GOAL OF THE EXERCISE: Wherever the string "from" appears in the records, return the line that holds it.

*** Opening RECORDS SHOWN ***

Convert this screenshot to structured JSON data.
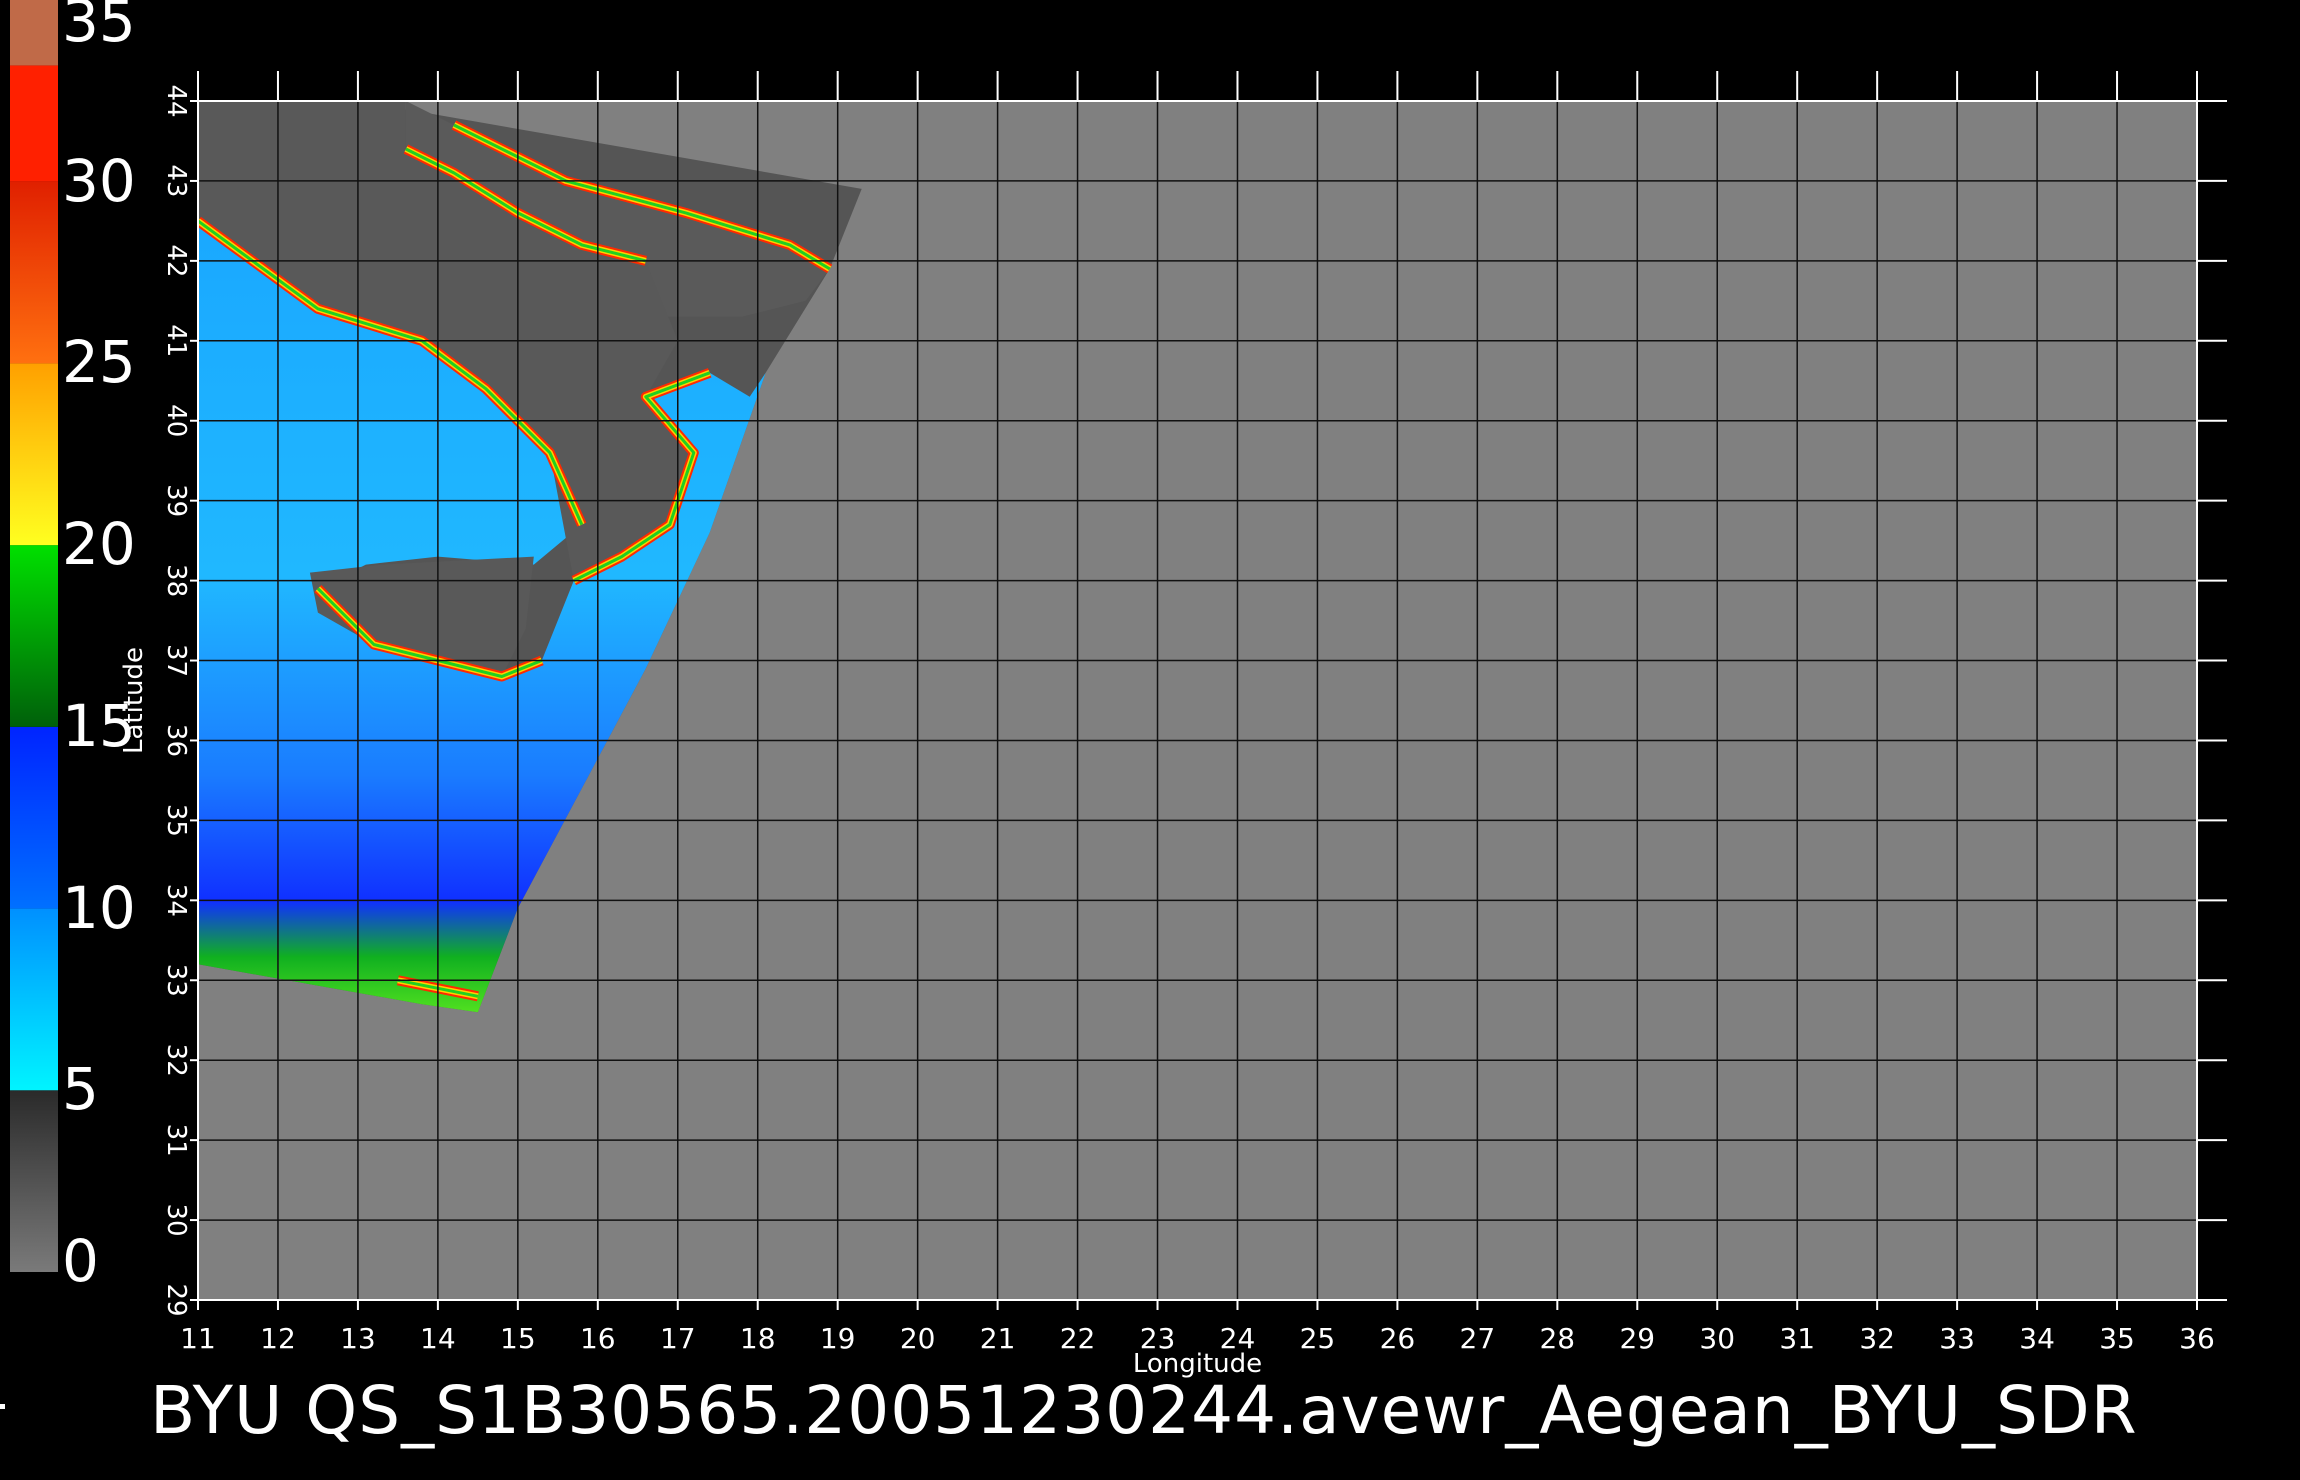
{
  "colorbar": {
    "labels": [
      "35",
      "30",
      "25",
      "20",
      "15",
      "10",
      "5",
      "0"
    ],
    "bands": [
      {
        "from": 0,
        "to": 5,
        "colors": [
          "#7a7a7a",
          "#2a2a2a"
        ]
      },
      {
        "from": 5,
        "to": 10,
        "colors": [
          "#00f4ff",
          "#0090ff"
        ]
      },
      {
        "from": 10,
        "to": 15,
        "colors": [
          "#0070ff",
          "#0024ff"
        ]
      },
      {
        "from": 15,
        "to": 20,
        "colors": [
          "#00600a",
          "#00e000"
        ]
      },
      {
        "from": 20,
        "to": 25,
        "colors": [
          "#ffff20",
          "#ffa000"
        ]
      },
      {
        "from": 25,
        "to": 30,
        "colors": [
          "#ff7010",
          "#e02000"
        ]
      },
      {
        "from": 30,
        "to": 33.2,
        "colors": [
          "#ff2000",
          "#ff2000"
        ]
      },
      {
        "from": 33.2,
        "to": 35,
        "colors": [
          "#c06a48",
          "#c06a48"
        ]
      }
    ]
  },
  "map": {
    "lon_range": [
      11,
      36
    ],
    "lat_range": [
      29,
      44
    ],
    "lon_ticks": [
      "11",
      "12",
      "13",
      "14",
      "15",
      "16",
      "17",
      "18",
      "19",
      "20",
      "21",
      "22",
      "23",
      "24",
      "25",
      "26",
      "27",
      "28",
      "29",
      "30",
      "31",
      "32",
      "33",
      "34",
      "35",
      "36"
    ],
    "lat_ticks": [
      "29",
      "30",
      "31",
      "32",
      "33",
      "34",
      "35",
      "36",
      "37",
      "38",
      "39",
      "40",
      "41",
      "42",
      "43",
      "44"
    ],
    "xlabel": "Longitude",
    "ylabel": "Latitude",
    "background_color": "#808080",
    "swath_gray": "#555555",
    "grid": true
  },
  "caption": "BYU QS_S1B30565.20051230244.avewr_Aegean_BYU_SDR"
}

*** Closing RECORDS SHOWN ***

SOLUTION TO THE PROBLEM:
        "from": 0,
        "from": 5,
        "from": 10,
        "from": 15,
        "from": 20,
        "from": 25,
        "from": 30,
        "from": 33.2,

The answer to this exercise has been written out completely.